### What the task asks
Your task is to repeat the entries word for word while leaving out the pictures.

### Working data
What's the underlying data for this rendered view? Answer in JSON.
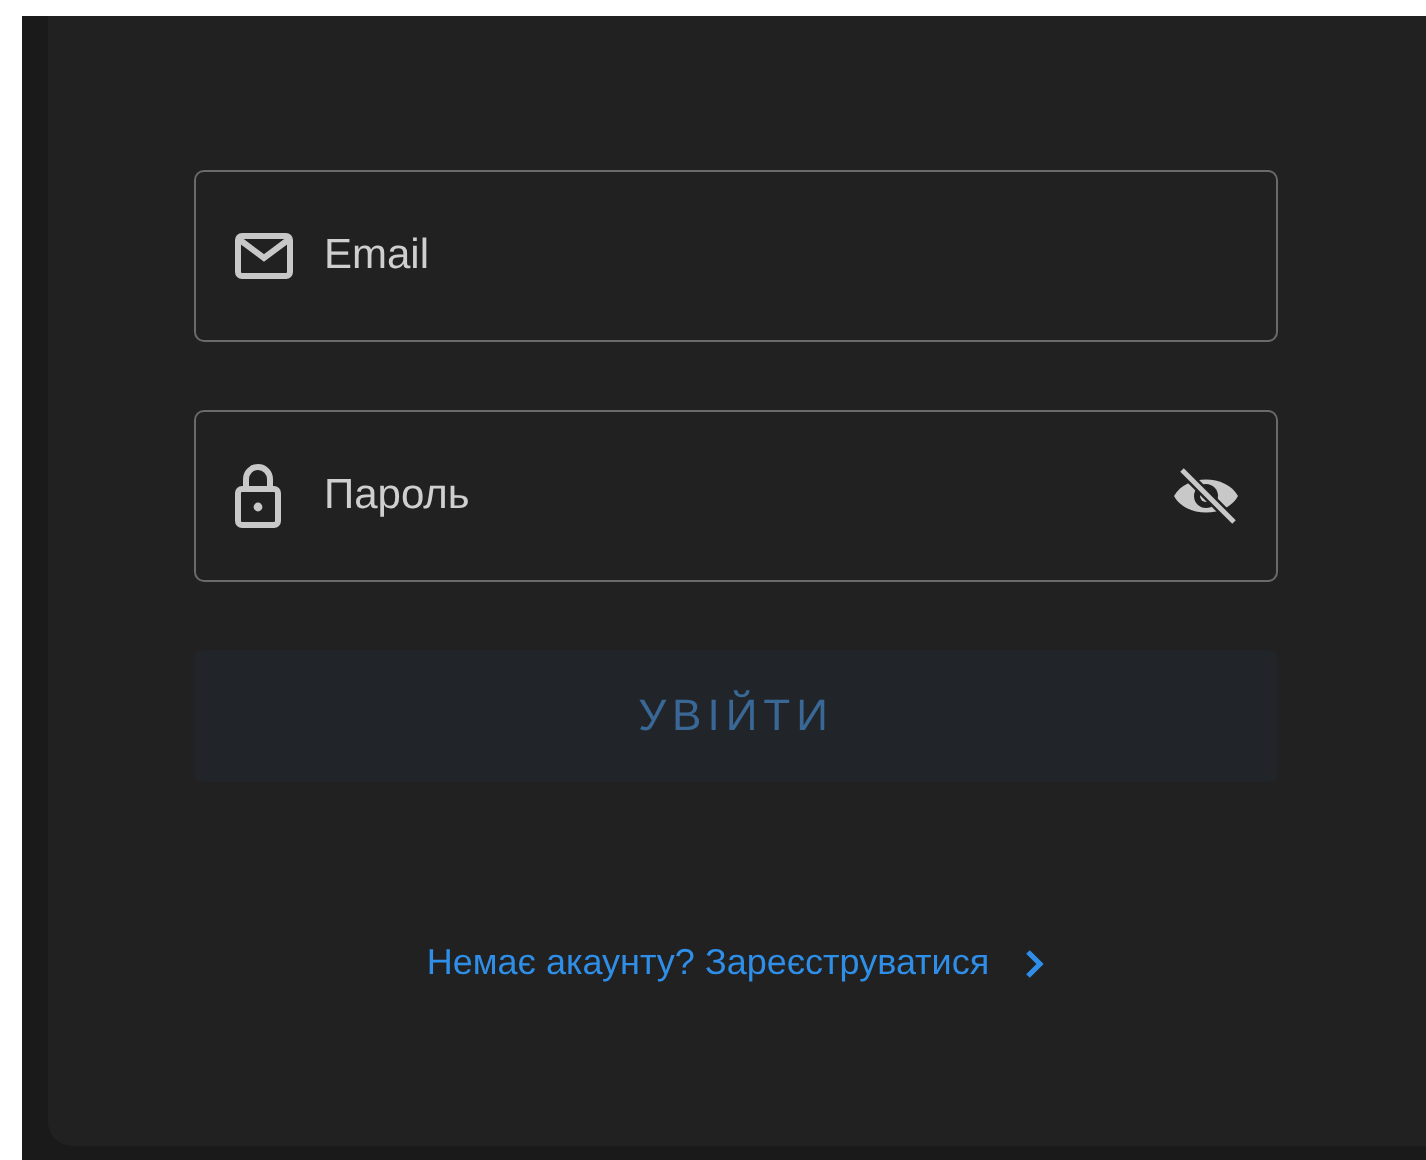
{
  "form": {
    "email": {
      "placeholder": "Email"
    },
    "password": {
      "placeholder": "Пароль",
      "visible": false
    },
    "submit": {
      "label": "УВІЙТИ",
      "disabled": true
    },
    "register_link": {
      "label": "Немає акаунту? Зареєструватися"
    }
  }
}
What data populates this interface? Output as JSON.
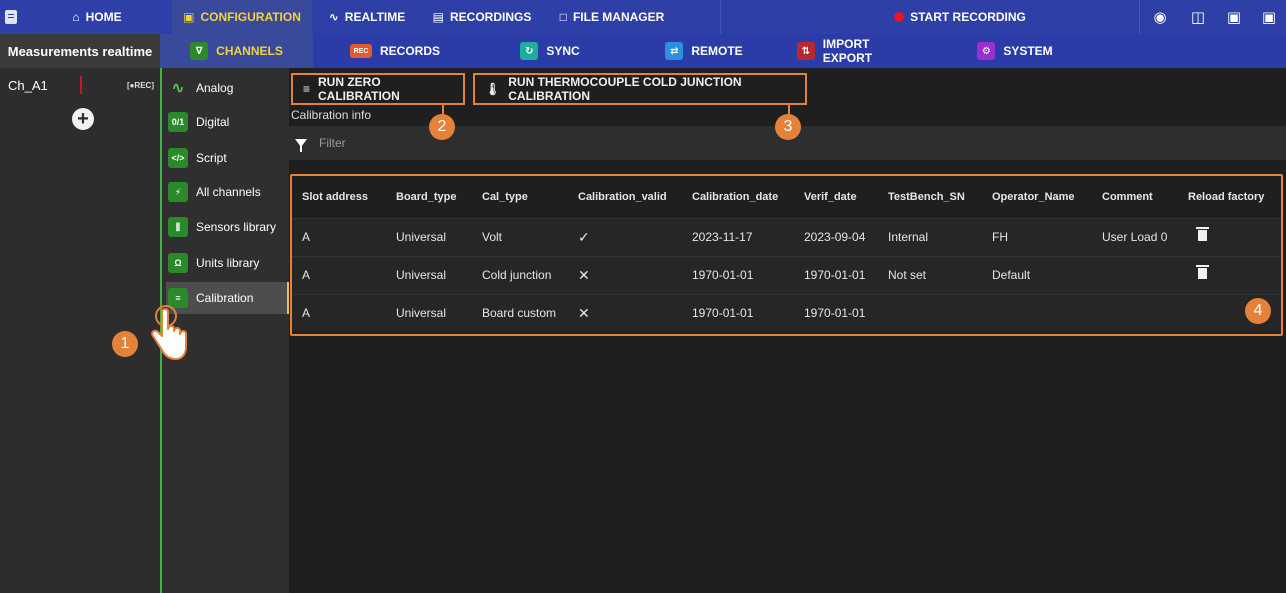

### Result of this exercise
What's the underlying data for this rendered view? Answer in JSON.
{
  "form": {
    "email": {
      "placeholder": "Email"
    },
    "password": {
      "placeholder": "Пароль",
      "visible": false
    },
    "submit": {
      "label": "УВІЙТИ",
      "disabled": true
    },
    "register_link": {
      "label": "Немає акаунту? Зареєструватися"
    }
  }
}
What data populates this interface? Output as JSON.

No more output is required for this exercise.